“I have also spoken with a number of county staff members and have found that they’re willing to work with the city on ideas within the city from the current system that we already have,” said Wilkinson “I feel like there are areas where we need to work with the county in terms of improving some of of the bus lines… I feel that to start going out on our own is going to be a cost to the taxpayers of Smyrna. We all are citizens of the county and I feel like we should be working with the county on these ideas. So I will not support this.”
Welch and Wilkinson serve the two westernmost portions of the city. But Blustein and Norton, representing the easternmost parts of Smyrna, quickly voiced their support for the study.

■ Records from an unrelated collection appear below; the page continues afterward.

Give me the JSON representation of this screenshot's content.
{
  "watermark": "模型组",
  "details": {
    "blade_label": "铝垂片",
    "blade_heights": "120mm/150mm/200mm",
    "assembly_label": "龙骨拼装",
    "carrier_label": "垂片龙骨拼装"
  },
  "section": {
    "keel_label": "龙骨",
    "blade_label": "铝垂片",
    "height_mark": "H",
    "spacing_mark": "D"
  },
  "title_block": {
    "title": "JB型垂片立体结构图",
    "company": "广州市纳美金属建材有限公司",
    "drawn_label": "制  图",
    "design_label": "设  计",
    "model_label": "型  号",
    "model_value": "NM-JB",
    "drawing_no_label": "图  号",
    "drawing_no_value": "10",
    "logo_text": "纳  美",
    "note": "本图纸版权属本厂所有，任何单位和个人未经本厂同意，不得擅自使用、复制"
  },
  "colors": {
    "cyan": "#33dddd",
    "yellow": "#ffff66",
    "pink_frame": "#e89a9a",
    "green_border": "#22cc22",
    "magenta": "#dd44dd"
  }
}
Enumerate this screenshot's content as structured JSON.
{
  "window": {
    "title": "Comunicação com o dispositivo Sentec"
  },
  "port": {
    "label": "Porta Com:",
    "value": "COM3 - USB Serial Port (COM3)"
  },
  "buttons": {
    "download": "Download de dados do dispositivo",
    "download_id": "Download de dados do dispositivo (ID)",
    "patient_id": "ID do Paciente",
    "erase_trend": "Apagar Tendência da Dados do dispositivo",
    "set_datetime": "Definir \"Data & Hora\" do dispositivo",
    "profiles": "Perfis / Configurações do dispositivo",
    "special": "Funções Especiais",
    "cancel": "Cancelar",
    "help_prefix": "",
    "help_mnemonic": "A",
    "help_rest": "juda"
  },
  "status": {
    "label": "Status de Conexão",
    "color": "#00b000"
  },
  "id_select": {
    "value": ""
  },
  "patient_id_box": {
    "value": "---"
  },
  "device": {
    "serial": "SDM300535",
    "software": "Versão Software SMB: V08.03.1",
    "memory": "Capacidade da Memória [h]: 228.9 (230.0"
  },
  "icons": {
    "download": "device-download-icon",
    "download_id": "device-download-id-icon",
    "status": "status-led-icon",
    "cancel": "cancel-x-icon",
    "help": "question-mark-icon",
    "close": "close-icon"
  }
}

“The number one concern I hear in Ward 1, and throughout the city, is that we’re being choked by traffic,” said Norton, whose district is directly adjacent to recently opened SunTrust Park. “I think we would be missing a huge opportunity if we didn’t look at this and approve this opportunity to at least look at the options that are out there for us.”
“Anything that could improve the traffic situation on Spring Road would be a Godsend ,” added Blustein. “Right now traffic is backed up on Saturday mornings from as far as I can see in one direction and all the way down to Village Parkway in the other direction. This may not be the answer, but at least it would give us some more information to work with.”
When it came to a vote, Wilkinson and Welch were the only two voting council members opposed.
Also during the meeting, Tammi Saddler Jones was sworn in as the interim city administrator by Chief Judge Phyllis Gingrey Collins. Jones takes over for former city administrator Mike Jones, who was hired in January 2016.